mask of the phantasm


Mask of the Phantasm released a towering tome of prog last week, and we were all too happy to spend this weekend digesting it. New Axial Age reveals an epic sense of scope, slowly burning through haunting jazz suites in one moment while scurrying through psychedelic rumination in the next. Throughout the thicket of twisted turns, the band never loses a sense of plot, holding down a sense of confidence that few bands start out with.

That being said, we’re not exactly dealing with beginners here. Prog fans will recognize a certain flavor throughout the record, one well established, if not pioneered throughout the first decade of the 2000’s by The Mars Volta. And wouldn’t you know it, we actually have not one but TWO Mars Volta alumni to contend with on New Axial Age. Perhaps even more delightful than that fact alone, is the sense of maturity they bring to the album.

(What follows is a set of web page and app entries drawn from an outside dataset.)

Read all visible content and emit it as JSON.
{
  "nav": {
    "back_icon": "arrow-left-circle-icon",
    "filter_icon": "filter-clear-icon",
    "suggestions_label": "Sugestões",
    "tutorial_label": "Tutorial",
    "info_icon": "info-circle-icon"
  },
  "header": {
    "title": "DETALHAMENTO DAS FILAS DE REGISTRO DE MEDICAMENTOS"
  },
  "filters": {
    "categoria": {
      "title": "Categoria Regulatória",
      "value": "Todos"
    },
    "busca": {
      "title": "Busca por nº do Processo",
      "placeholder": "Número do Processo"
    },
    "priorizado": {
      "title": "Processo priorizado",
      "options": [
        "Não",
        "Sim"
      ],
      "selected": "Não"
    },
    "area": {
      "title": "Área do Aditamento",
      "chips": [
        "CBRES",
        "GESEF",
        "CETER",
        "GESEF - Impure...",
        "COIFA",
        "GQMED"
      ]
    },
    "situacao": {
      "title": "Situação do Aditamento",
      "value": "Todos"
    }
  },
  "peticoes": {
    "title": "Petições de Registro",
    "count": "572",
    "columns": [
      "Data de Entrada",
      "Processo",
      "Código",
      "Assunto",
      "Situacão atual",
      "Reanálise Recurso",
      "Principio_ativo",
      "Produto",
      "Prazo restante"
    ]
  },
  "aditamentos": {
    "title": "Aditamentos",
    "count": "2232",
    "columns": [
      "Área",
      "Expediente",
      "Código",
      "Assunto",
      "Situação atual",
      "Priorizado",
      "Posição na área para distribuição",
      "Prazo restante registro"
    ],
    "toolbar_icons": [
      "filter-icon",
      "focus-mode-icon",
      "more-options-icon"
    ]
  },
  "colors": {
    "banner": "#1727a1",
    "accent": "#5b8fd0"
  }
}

Thomas Pridgen and Adrián Terrazas could have flexed endlessly, and we would gladly listen to every second. But instead, we have a really developed sense of songwriting that’s engaging and modern, that also ranges to acknowledge a swath of musical legacies.

Another standout performance is that of vocalist Alexa Joan Rae. The singer weaves incredibly bittersweet melodies throughout songs like “Caught in a Trap” and “Like a Wraith,” wringing out every possible drop of emotion in nearly every dynamic. Check out how they alternate between smoky, soulful coos and powerful, full bodied vocals below on “How to Make It Through Act III.”

Mask of the Phantasm songwriter and guitarist, Omar Ghaznavi, almost comes across as understated, despite cycling through a variety of spicy tones and arrangements. Whether it’s full on fuzz or vibe’ vibrato, Ghaznavi dials in the perfect amount without overwhelming the mix. Just as Thomas Pridgen on the drums and Terrazas González on the horns, it’s a sense of maturity that helps elevate the whole experience. One thing we learned from the Mars Volta is that their attention spans were/are… much longer than average. Even on Omar Rodriguez Lopez solo records, we’re subjected to metaphysical mutiny, interstellar entities, 5th-dimensional body swaps, etc.

Which are all well and good. We’re just trying to say you don’t have to compete with an immense amount of lore when listening to Mask of the Phantasm. Not that we wouldn’t be into that. I guess we’ll have to wait until next time to see what happens, but rest assured, we’ll be waiting.

If you’re looking for some smoky jams to complement your prog playlist featuring bands like Zeta, Pneumatic Transit and of course, the Mars Volta, you’ll be glad you checked out Mask of the Phantasm. Hit up their Bandcamp here.